Technically speaking, the protocol makes use of the open-source Stunnel algorithm to route traffic through an extra TLS tunnel.
In case this fails, it also offers the option of using Wstunnel, where the traffic is wrapped in WebSocket.
The result is that monitoring agencies find it harder to track your online activity.
While all of the above looks theoretically sound, user reports suggest that Windscribe isn’t a very reliable service for use in China.
It’s not available for download in the country and doesn’t get past the Great Firewall.
All things considered, I certainly don’t recommend Windscribe for use inside Chinese borders.
And I’m pretty sure things will be the same when it comes to VPN for Hong Kong.
How Much Does It Cost?
After going through Windscribe’s pricing, I must say that it has one of the most flexible pricing structures in the VPN market.
The Pro version, which offers unlimited bandwidth and full access to all the service’s features, comes at a monthly plan of $9.
However, if you go for the yearly plan, then the price drops to a mere $4.08 per month.
I think that’s a rather steep decline! But still, can’t beat Surfshark $2/mo premium subscription.

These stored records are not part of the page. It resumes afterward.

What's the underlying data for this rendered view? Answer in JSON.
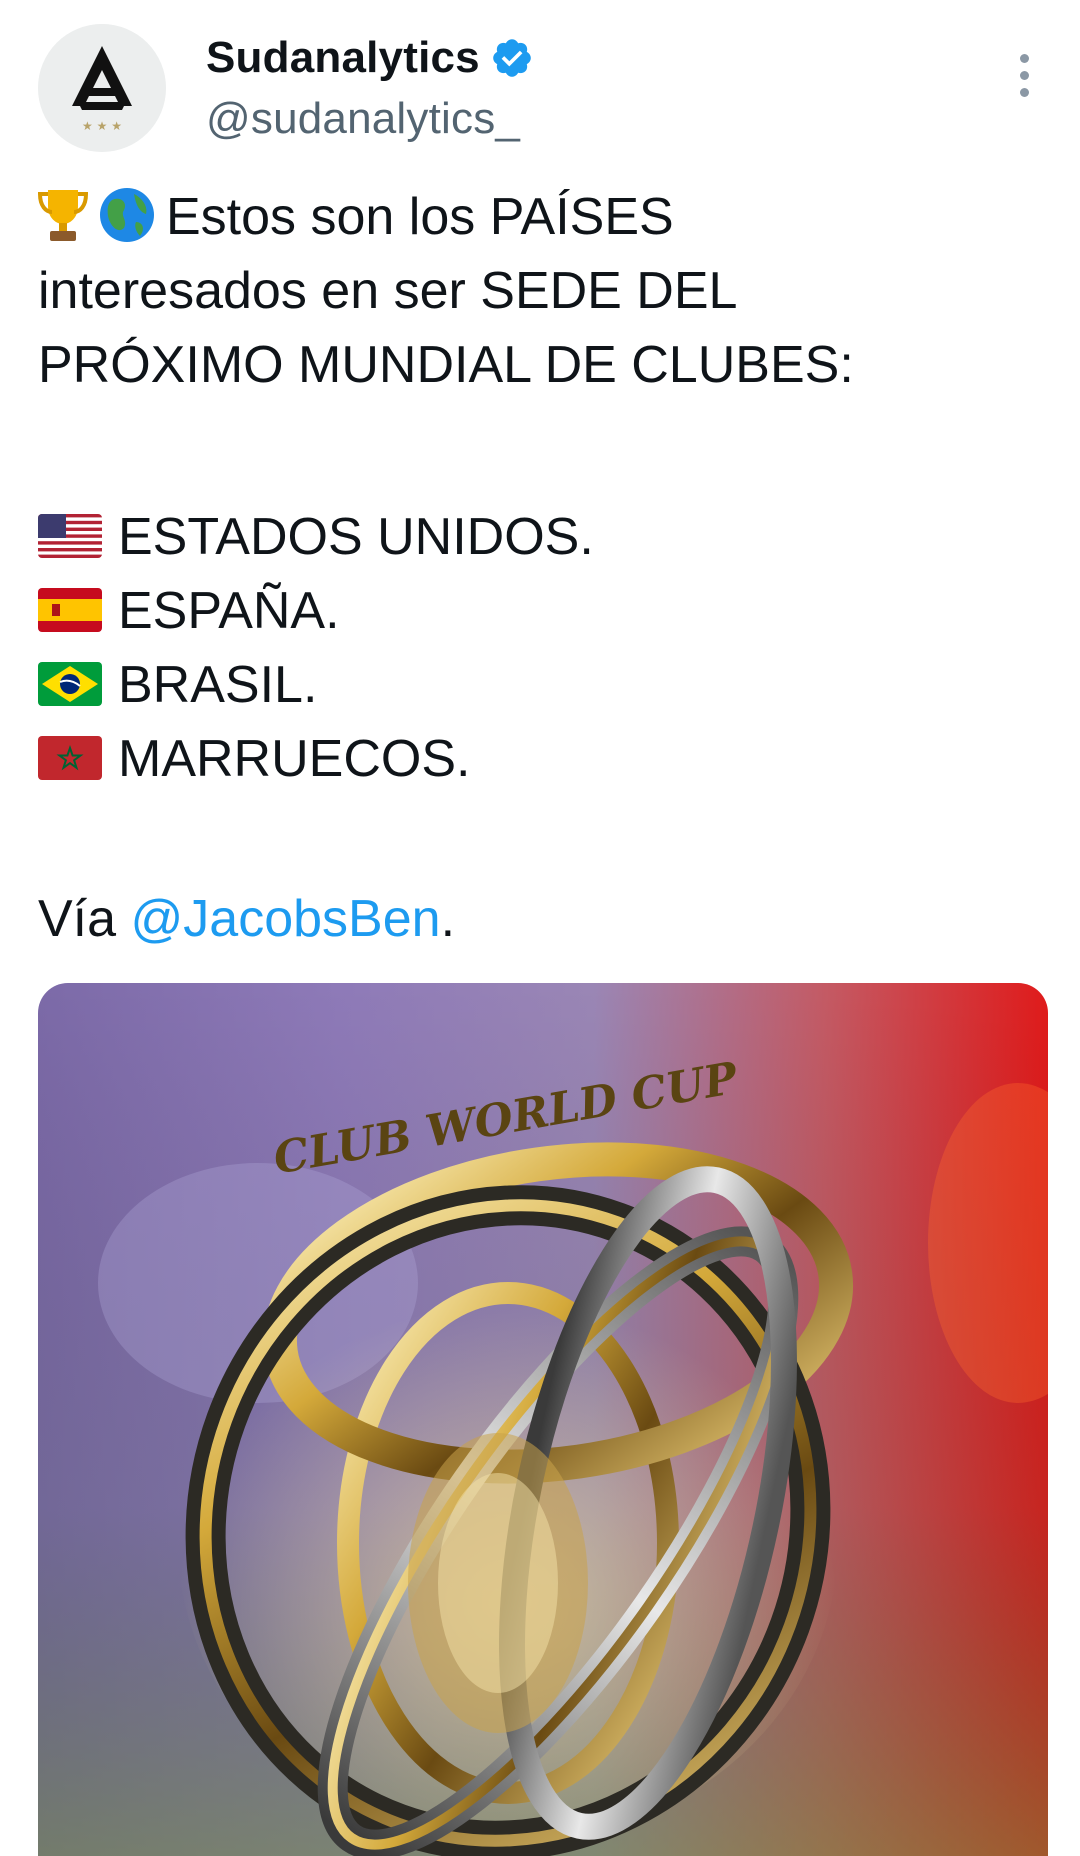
{
  "account": {
    "display_name": "Sudanalytics",
    "handle": "@sudanalytics_",
    "verified": true,
    "avatar_icon": "sudanalytics-logo",
    "more_icon": "more-vertical-icon"
  },
  "tweet": {
    "line1_icons": [
      "trophy-emoji",
      "globe-emoji"
    ],
    "line1": "Estos son los PAÍSES",
    "line2": "interesados en ser SEDE DEL",
    "line3": "PRÓXIMO MUNDIAL DE CLUBES:",
    "countries": [
      {
        "flag": "flag-usa",
        "name": "ESTADOS UNIDOS."
      },
      {
        "flag": "flag-spain",
        "name": "ESPAÑA."
      },
      {
        "flag": "flag-brazil",
        "name": "BRASIL."
      },
      {
        "flag": "flag-morocco",
        "name": "MARRUECOS."
      }
    ],
    "via_label": "Vía ",
    "via_mention": "@JacobsBen",
    "via_suffix": "."
  },
  "media": {
    "description_icon": "club-world-cup-trophy-photo",
    "engraved_text": "CLUB WORLD CUP"
  },
  "colors": {
    "verified_blue": "#1d9bf0",
    "mention_blue": "#1d9bf0",
    "handle_gray": "#536471"
  }
}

Also, there’s the option of going for the a la carte “Build A Plan” option, where you are billed on a location-wise basis at the rate of $1 per location.
This means if you want to access servers in just two locations, your cost comes down to just $2 per month.
For an additional dollar, you get access to ROBERT and unlimited data.
One thing to remember here is that Windscribe has a pretty restrictive refund policy.
Therefore, I suggest you try out the free VPN service before getting on board with any paid plan.
The free service comes with a 10GB monthly data cap and access to 10 server locations.
While that might not satisfy advanced users, I think it’s good enough for most regular web surfers.
So, should you go for Windscribe?
The answer depends on your needs and expectations.
If you’re a newcomer to the world of VPNs, Windscribe’s free version is one of the most attractive and generous options; for advanced users, the paid plans can be an affordable alternative.
That being said, the service definitely has room to improve and needs to be more reliable in terms of speed and privacy.
Speaking on privacy, here are the 7 habits for privacy protection online that you can make in use now.
At the end of the day, I can label Windscribe as one of the better VPNs, but certainly not among the best.
Though they ranked 8th, it’s fierce competition from VPNCodes’ strict selection.